Oil prices dropped 2% on Tuesday, dropping further from the previous session’s one-week high on retreating hopes for an agreement between the world’s main two producers to freeze output to put a dent in a global supply glut. Saudi Arabia and Russia came to terms on Monday to cooperate in global oil markets, encouraging Brent crude to hike nearly 5 percent only for it to trims gains following Saudi Energy Minister Khalid al-Falih stated there was no need to freeze output for now.
On Tuesday, Brent crude was trading 73 cents lower at $46.90 a barrel by 12:00 p.m. EDT (1600 GMT). U.S. crude for October, which did not settle on Monday because of the Labor Day holiday, was at $44.42, down 2 cents from Friday’s close. While the Saudi minister downplayed the chances of looming action, his Russian counterpart Alexander Novak said he was open to ideas on what cut-off period to use if countries chose to freeze output and commented even production cuts could be an option.

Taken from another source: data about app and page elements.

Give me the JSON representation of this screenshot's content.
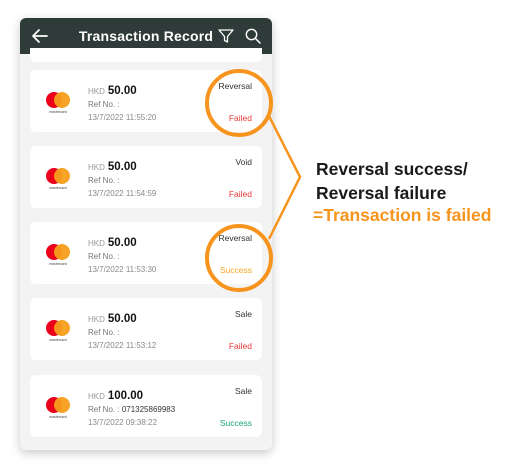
{
  "header": {
    "title": "Transaction Record",
    "back_icon": "back-arrow-icon",
    "filter_icon": "filter-icon",
    "search_icon": "search-icon"
  },
  "colors": {
    "header_bg": "#2e3b38",
    "failed": "#e53935",
    "success_orange": "#f5a623",
    "success_green": "#1aa37a",
    "annotation": "#f7941d"
  },
  "transactions": [
    {
      "currency": "HKD",
      "amount": "50.00",
      "ref_label": "Ref No. :",
      "ref_value": "",
      "date": "13/7/2022 11:55:20",
      "type": "Reversal",
      "status": "Failed",
      "status_color": "#e53935",
      "card_brand": "mastercard"
    },
    {
      "currency": "HKD",
      "amount": "50.00",
      "ref_label": "Ref No. :",
      "ref_value": "",
      "date": "13/7/2022 11:54:59",
      "type": "Void",
      "status": "Failed",
      "status_color": "#e53935",
      "card_brand": "mastercard"
    },
    {
      "currency": "HKD",
      "amount": "50.00",
      "ref_label": "Ref No. :",
      "ref_value": "",
      "date": "13/7/2022 11:53:30",
      "type": "Reversal",
      "status": "Success",
      "status_color": "#f5a623",
      "card_brand": "mastercard"
    },
    {
      "currency": "HKD",
      "amount": "50.00",
      "ref_label": "Ref No. :",
      "ref_value": "",
      "date": "13/7/2022 11:53:12",
      "type": "Sale",
      "status": "Failed",
      "status_color": "#e53935",
      "card_brand": "mastercard"
    },
    {
      "currency": "HKD",
      "amount": "100.00",
      "ref_label": "Ref No. :",
      "ref_value": "071325869983",
      "date": "13/7/2022 09:38:22",
      "type": "Sale",
      "status": "Success",
      "status_color": "#1aa37a",
      "card_brand": "mastercard"
    }
  ],
  "annotation": {
    "line1": "Reversal success/",
    "line2": "Reversal failure",
    "line3": "=Transaction is failed"
  }
}
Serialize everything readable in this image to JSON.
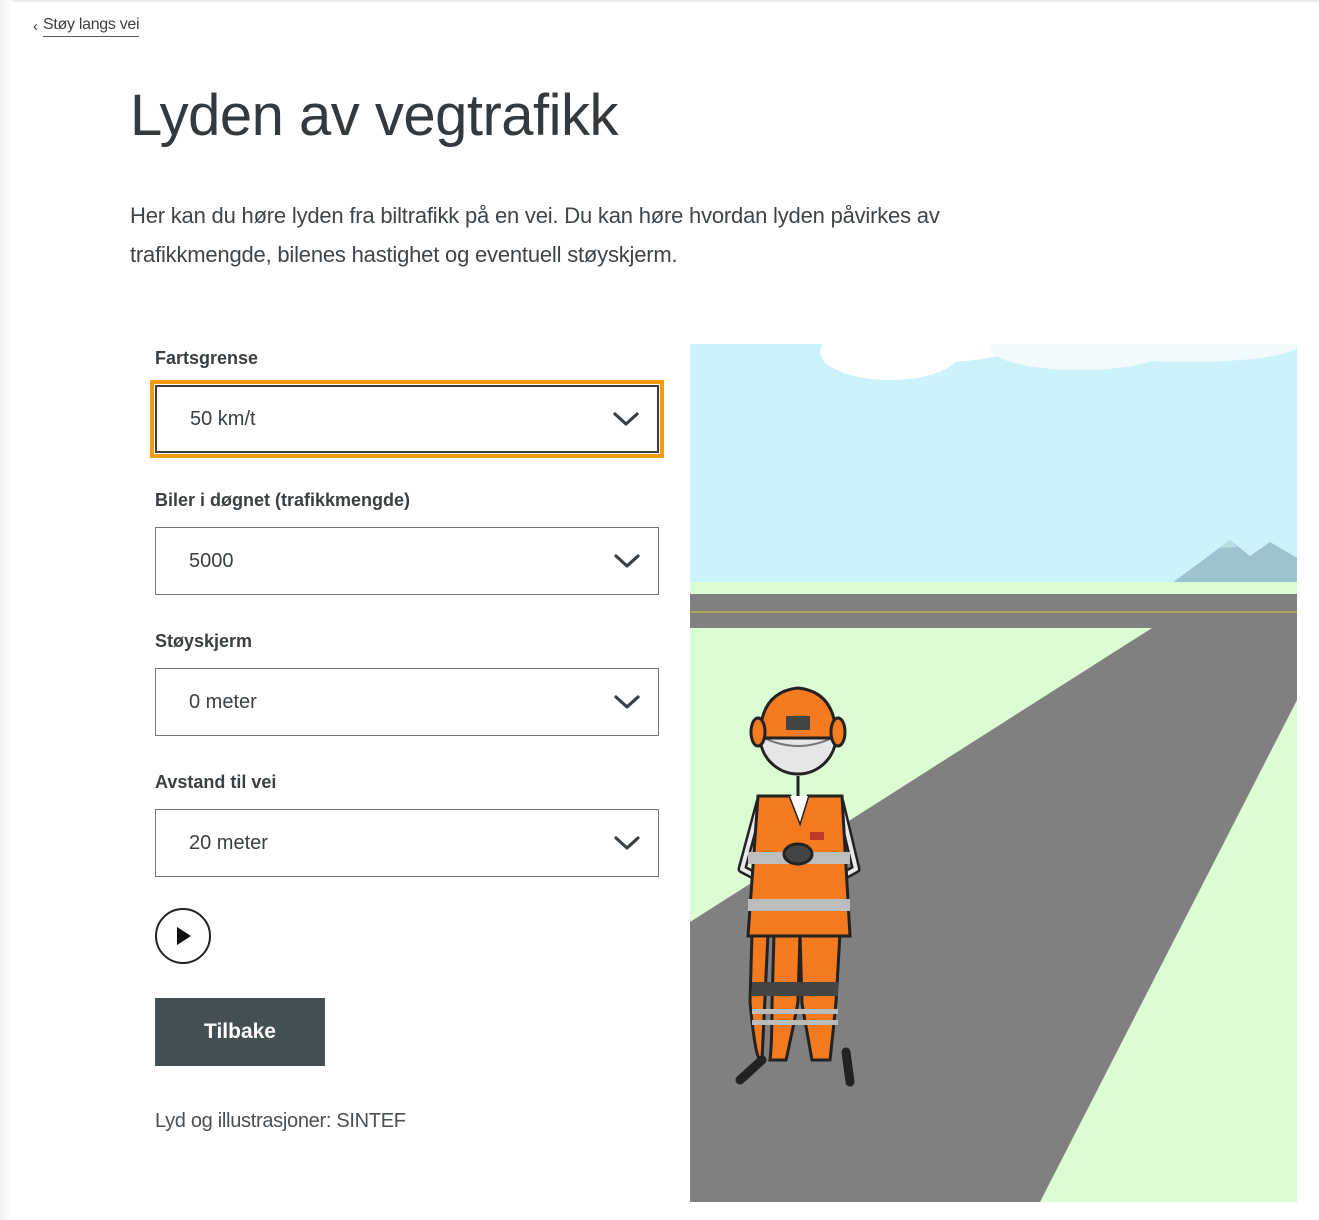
{
  "breadcrumb": {
    "chevron": "‹",
    "label": "Støy langs vei"
  },
  "page": {
    "title": "Lyden av vegtrafikk",
    "intro": "Her kan du høre lyden fra biltrafikk på en vei. Du kan høre hvordan lyden påvirkes av trafikkmengde, bilenes hastighet og eventuell støyskjerm."
  },
  "form": {
    "speed": {
      "label": "Fartsgrense",
      "value": "50 km/t"
    },
    "traffic": {
      "label": "Biler i døgnet (trafikkmengde)",
      "value": "5000"
    },
    "barrier": {
      "label": "Støyskjerm",
      "value": "0 meter"
    },
    "distance": {
      "label": "Avstand til vei",
      "value": "20 meter"
    }
  },
  "player": {
    "icon": "play-icon"
  },
  "actions": {
    "back_label": "Tilbake"
  },
  "credit": "Lyd og illustrasjoner: SINTEF",
  "illustration": {
    "sky_color": "#ccf3fc",
    "grass_color": "#dcfcd4",
    "road_color": "#808080",
    "accent_color": "#f58a1f"
  },
  "colors": {
    "focus_outline": "#f39c12",
    "button_bg": "#444f55",
    "text": "#3a3f44"
  }
}
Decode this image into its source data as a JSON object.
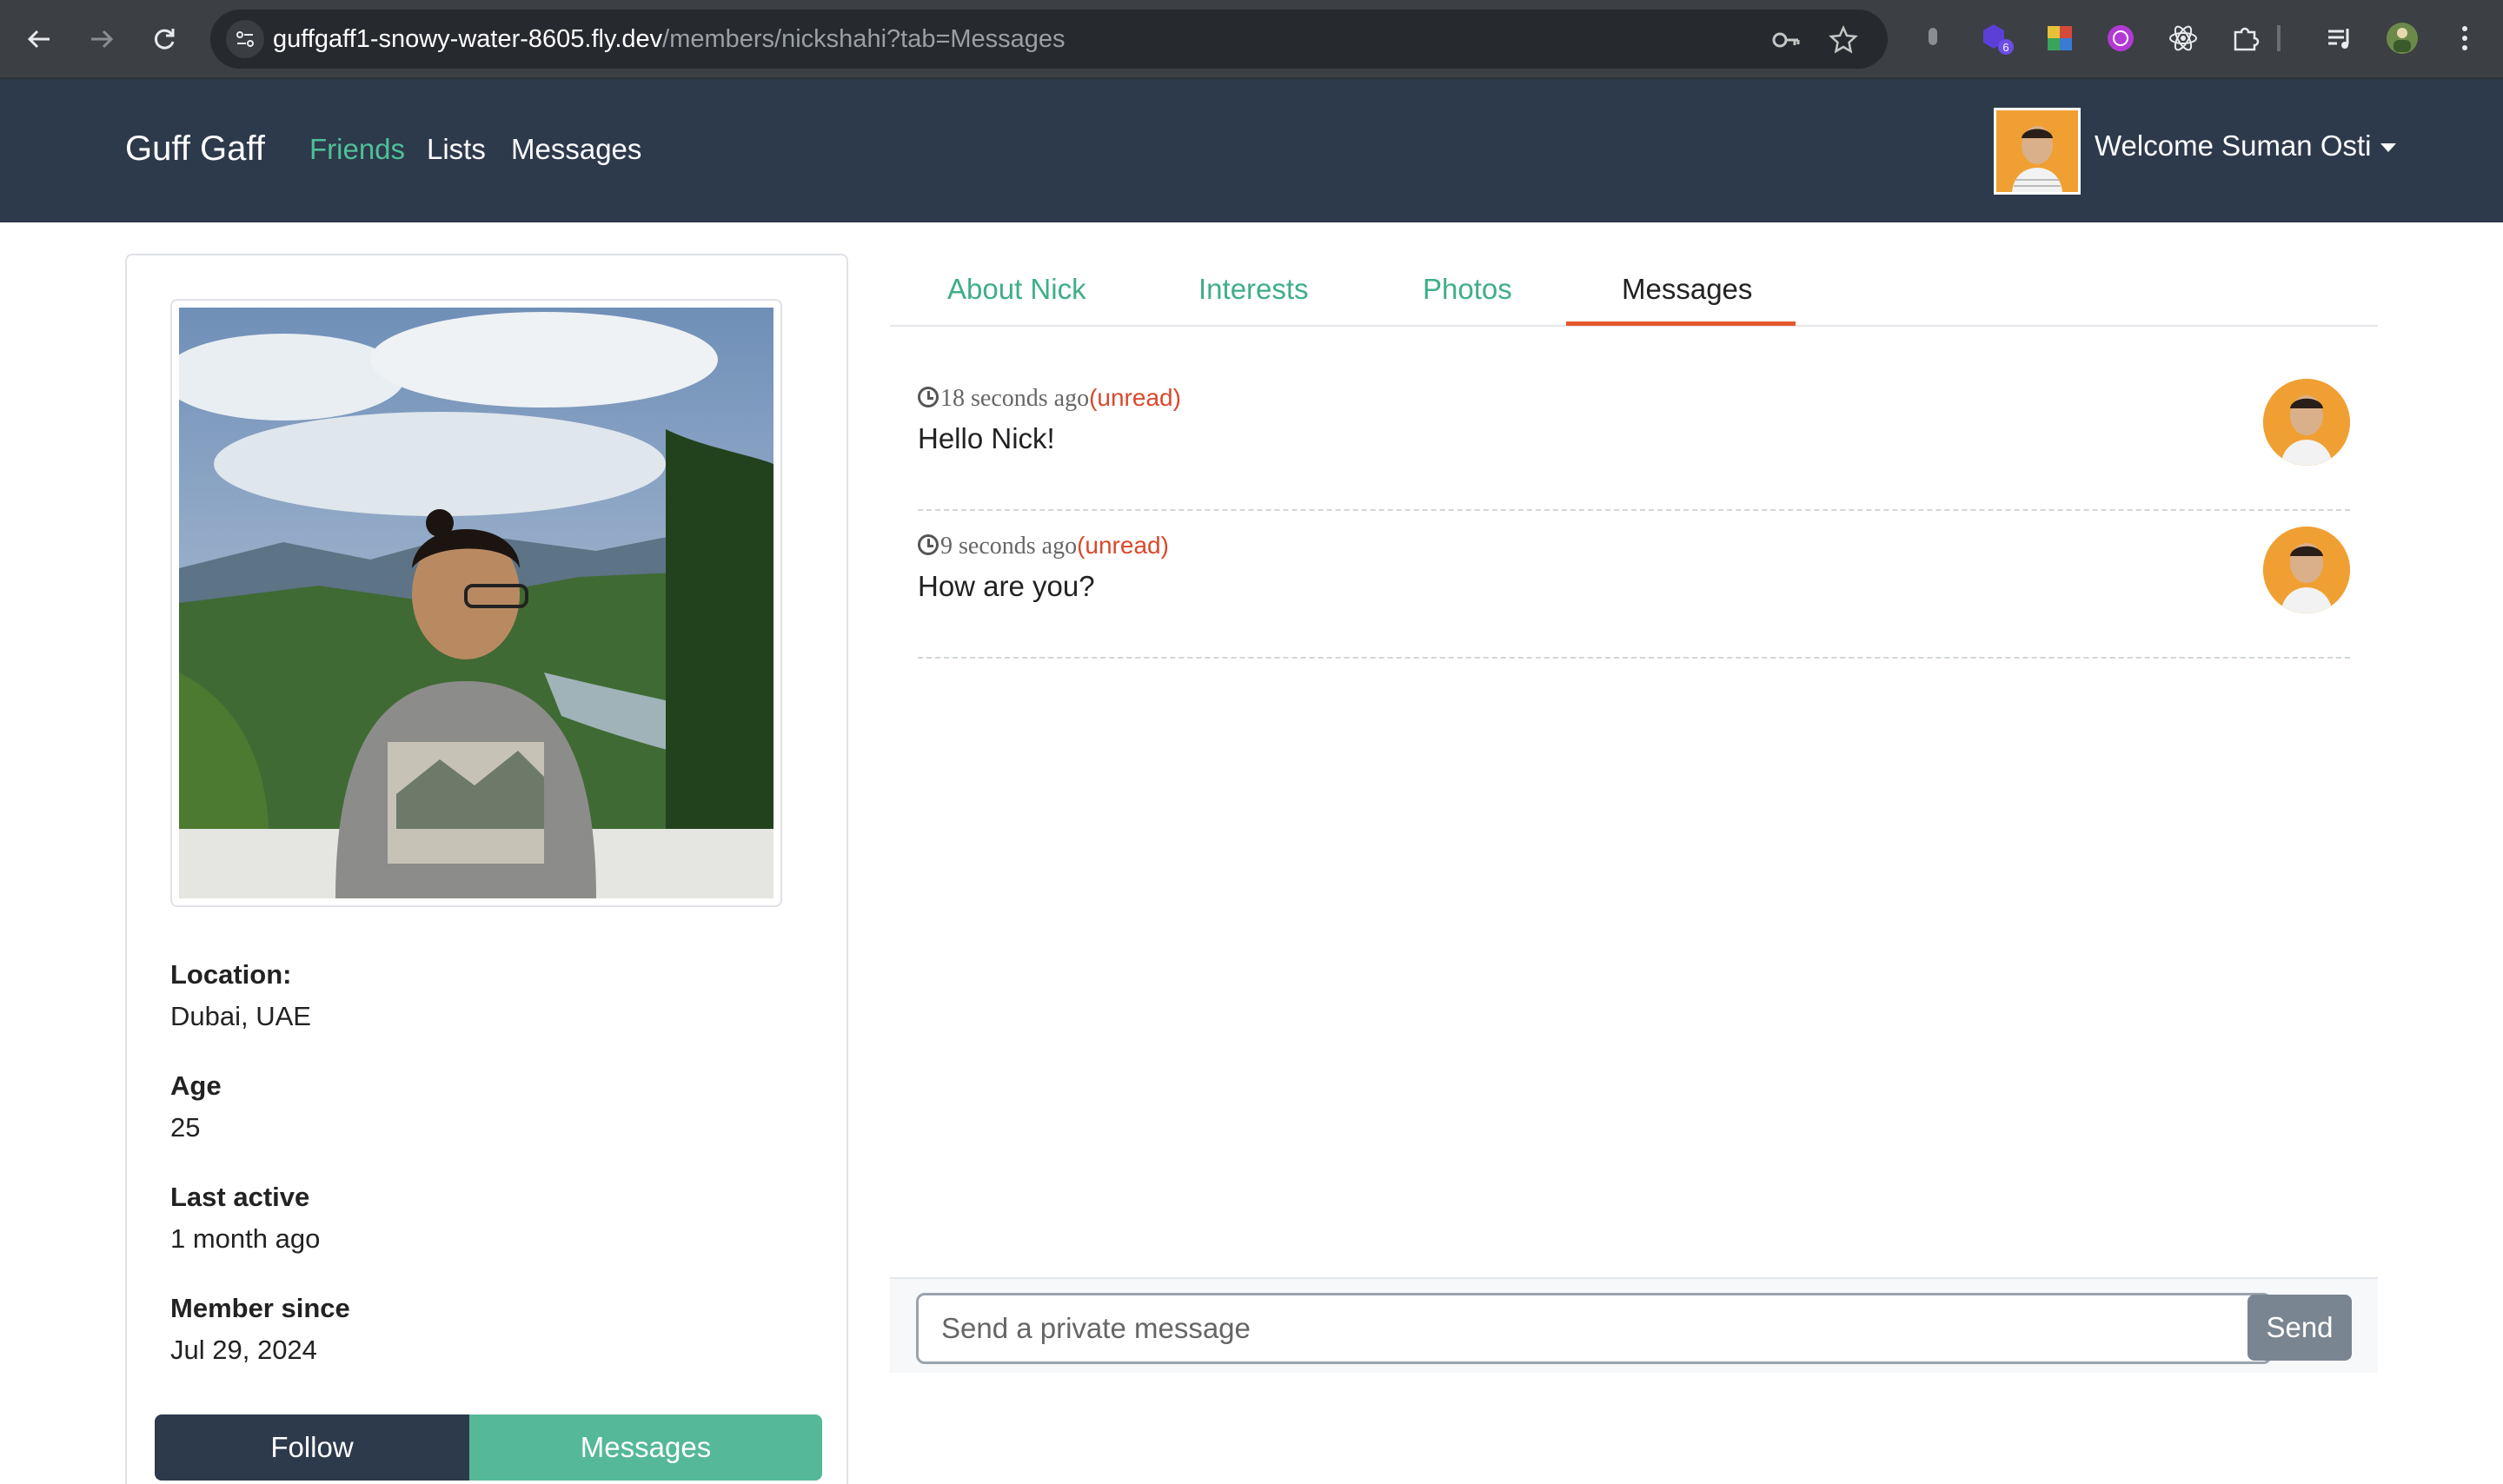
{
  "browser": {
    "url_host": "guffgaff1-snowy-water-8605.fly.dev",
    "url_path": "/members/nickshahi?tab=Messages",
    "extension_badge": "6",
    "icons": [
      "back-icon",
      "forward-icon",
      "reload-icon",
      "site-info-icon",
      "password-key-icon",
      "bookmark-star-icon",
      "extensions-puzzle-icon",
      "reading-list-icon",
      "profile-icon",
      "more-menu-icon"
    ]
  },
  "navbar": {
    "brand": "Guff Gaff",
    "links": [
      "Friends",
      "Lists",
      "Messages"
    ],
    "active_link": "Friends",
    "welcome": "Welcome Suman Osti"
  },
  "profile": {
    "location_label": "Location:",
    "location_value": "Dubai, UAE",
    "age_label": "Age",
    "age_value": "25",
    "last_active_label": "Last active",
    "last_active_value": "1 month ago",
    "member_since_label": "Member since",
    "member_since_value": "Jul 29, 2024",
    "follow_label": "Follow",
    "messages_label": "Messages"
  },
  "tabs": {
    "items": [
      "About Nick",
      "Interests",
      "Photos",
      "Messages"
    ],
    "active": "Messages"
  },
  "messages": [
    {
      "time": "18 seconds ago",
      "status": "(unread)",
      "text": "Hello Nick!"
    },
    {
      "time": "9 seconds ago",
      "status": "(unread)",
      "text": "How are you?"
    }
  ],
  "composer": {
    "placeholder": "Send a private message",
    "send_label": "Send"
  },
  "colors": {
    "navbar_bg": "#2d3a4c",
    "accent_green": "#4fbf98",
    "active_tab_underline": "#e3592b",
    "unread_red": "#d9482b"
  }
}
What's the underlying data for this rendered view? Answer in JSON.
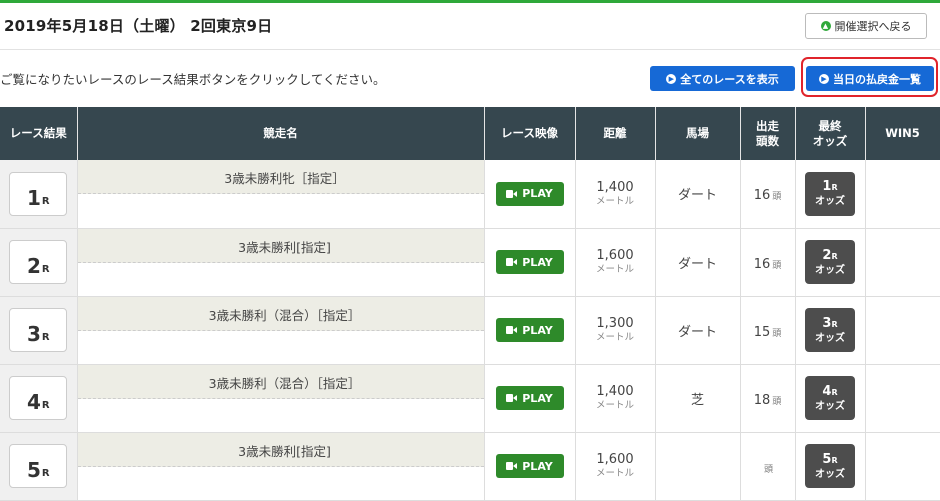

The OPEC Countries and non-OPEC producers, like Russia, will remain in informal talks in Algeria on Sept. 26-28. Many in the market are hesitant a deal will take place.
“It seems like we’ve found a new trading range in the $40s now and the market is very sensitive to any stories about the possibility of a production freeze,” stated Gene McGillian, a senior analyst at Tradition Energy.
On Tuesday, OPEC Secretary-General Mohammed Barkindo met Iranian Oil Minister Bijan Zanganeh in Tehran. Following the meeting, Zanganeh reported he would endorse any measure to stabilize crude prices near $50-$60 a barrel. Oil prices are half their level of mid-2014, affecting producing nations’ income. OPEC and Russia tried earlier this year to control the glut by searching an output freeze, but the deal fell apart in April due to tension between Saudi Arabia and Iran.
A deal with Iran may be a “headwind” for a larger production deal, according to Morgan Stanley analysts, specifically with Iran boosting up output.
“Iran’s condition appears to be that OPEC must agree to allow Iran to return to its historical OPEC export quota and pre-sanction production levels – a difficult ask,” they wrote in a note. “Even if successful, an OPEC freeze would likely be a short term positive but a medium term negative for oil price.”
In the U.S. market, traders said that the market was endorsed by Genscape data reporting a tie of some 700,000 barrels of crude last week at the Cushing, Oklahoma, delivery hub for U.S. crude futures.